> [WHAT THE EXERCISE ASKS]
From the entries below, list each line with "pdsprj".

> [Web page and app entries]
--

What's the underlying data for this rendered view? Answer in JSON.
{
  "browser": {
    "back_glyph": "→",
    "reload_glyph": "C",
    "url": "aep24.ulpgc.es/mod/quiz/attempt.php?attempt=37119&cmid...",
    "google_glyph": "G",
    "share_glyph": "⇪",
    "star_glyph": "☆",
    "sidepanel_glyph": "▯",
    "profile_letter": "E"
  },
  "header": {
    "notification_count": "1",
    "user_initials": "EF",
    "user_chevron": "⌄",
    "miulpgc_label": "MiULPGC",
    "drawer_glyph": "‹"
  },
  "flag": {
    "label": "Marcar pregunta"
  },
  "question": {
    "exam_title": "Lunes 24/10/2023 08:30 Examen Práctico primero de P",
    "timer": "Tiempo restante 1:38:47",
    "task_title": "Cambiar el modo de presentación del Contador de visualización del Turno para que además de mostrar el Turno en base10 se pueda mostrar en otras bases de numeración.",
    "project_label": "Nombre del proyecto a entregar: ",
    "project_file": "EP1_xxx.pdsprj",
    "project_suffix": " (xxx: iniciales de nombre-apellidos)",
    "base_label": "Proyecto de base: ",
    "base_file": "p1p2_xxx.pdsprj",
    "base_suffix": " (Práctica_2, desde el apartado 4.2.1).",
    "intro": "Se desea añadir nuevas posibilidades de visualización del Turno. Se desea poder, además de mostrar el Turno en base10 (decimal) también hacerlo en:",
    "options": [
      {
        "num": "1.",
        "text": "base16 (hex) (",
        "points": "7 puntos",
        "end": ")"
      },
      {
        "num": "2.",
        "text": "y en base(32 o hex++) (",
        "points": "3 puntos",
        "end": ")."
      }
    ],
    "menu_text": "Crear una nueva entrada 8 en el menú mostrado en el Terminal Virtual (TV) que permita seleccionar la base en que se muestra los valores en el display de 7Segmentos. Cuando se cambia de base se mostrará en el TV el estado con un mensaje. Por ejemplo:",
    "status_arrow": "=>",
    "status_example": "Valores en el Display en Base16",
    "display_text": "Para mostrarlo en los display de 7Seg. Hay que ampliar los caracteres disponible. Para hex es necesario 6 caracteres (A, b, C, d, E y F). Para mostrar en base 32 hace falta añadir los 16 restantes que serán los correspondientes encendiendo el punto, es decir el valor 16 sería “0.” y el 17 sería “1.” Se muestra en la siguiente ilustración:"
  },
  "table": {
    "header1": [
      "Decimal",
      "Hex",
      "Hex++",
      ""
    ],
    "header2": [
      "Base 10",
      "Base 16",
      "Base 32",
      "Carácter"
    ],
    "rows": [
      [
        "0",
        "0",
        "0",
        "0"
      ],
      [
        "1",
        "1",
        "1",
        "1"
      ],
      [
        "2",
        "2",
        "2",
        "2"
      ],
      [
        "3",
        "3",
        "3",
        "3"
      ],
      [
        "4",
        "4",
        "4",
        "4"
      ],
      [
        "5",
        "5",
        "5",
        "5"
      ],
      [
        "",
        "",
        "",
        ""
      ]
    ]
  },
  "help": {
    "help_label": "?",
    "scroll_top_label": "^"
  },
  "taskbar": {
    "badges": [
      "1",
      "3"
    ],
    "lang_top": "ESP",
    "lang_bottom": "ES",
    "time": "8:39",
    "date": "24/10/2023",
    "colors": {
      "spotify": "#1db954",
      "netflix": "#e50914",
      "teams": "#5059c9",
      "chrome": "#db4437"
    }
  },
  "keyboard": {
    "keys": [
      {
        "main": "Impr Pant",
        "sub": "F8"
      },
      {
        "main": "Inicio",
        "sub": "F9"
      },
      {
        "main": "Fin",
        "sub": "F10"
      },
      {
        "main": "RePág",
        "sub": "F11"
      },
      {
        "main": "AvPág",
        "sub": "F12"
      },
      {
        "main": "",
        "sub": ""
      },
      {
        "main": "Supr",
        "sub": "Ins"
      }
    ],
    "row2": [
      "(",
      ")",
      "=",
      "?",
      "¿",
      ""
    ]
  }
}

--

> [EXERCISE RESPONSE]
    "project_file": "EP1_xxx.pdsprj",
    "base_file": "p1p2_xxx.pdsprj",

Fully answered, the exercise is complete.